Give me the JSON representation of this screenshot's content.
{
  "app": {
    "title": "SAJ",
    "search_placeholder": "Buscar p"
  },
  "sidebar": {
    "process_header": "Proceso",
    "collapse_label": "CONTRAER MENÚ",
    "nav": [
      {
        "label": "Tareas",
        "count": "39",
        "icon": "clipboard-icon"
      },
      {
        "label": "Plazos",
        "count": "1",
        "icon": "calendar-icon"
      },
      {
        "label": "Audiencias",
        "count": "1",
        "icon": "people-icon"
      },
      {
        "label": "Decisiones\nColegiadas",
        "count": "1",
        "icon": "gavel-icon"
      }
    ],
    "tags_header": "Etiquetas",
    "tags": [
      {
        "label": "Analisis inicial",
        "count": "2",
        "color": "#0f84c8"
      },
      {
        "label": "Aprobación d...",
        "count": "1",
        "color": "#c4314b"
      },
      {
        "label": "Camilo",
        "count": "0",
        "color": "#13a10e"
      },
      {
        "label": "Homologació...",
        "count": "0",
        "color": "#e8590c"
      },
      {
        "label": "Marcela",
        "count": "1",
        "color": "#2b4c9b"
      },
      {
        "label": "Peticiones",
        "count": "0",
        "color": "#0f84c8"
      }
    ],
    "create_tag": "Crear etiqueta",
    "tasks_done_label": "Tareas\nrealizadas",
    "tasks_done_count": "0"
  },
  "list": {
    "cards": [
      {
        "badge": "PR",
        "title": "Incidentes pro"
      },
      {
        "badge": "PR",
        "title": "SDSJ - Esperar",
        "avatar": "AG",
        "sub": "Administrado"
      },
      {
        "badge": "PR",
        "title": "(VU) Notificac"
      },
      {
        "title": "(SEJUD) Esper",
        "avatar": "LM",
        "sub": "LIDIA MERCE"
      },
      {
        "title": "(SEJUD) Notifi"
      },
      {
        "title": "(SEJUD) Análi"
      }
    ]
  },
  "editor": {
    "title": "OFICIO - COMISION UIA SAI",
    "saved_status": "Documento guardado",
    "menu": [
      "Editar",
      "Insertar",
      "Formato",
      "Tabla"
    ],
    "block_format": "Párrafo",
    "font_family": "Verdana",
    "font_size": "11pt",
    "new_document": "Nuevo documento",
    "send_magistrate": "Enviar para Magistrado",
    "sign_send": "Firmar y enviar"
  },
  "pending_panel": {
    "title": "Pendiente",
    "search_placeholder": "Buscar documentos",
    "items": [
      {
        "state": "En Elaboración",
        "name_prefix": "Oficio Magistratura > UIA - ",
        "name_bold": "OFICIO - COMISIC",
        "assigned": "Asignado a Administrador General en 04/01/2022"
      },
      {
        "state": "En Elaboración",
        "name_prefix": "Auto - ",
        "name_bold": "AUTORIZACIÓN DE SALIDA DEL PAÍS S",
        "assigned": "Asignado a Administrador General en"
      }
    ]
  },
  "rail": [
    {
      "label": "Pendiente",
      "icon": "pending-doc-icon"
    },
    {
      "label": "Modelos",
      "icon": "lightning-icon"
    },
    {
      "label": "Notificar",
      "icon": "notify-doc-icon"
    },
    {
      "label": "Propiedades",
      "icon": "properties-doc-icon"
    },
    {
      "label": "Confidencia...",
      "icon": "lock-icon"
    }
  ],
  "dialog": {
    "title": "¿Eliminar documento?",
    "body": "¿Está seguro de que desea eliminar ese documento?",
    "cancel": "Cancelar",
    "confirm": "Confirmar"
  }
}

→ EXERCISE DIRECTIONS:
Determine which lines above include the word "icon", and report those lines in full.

→ EXERCISE RESULT:
        "icon": "clipboard-icon"
        "icon": "calendar-icon"
        "icon": "people-icon"
        "icon": "gavel-icon"
      "icon": "pending-doc-icon"
      "icon": "lightning-icon"
      "icon": "notify-doc-icon"
      "icon": "properties-doc-icon"
      "icon": "lock-icon"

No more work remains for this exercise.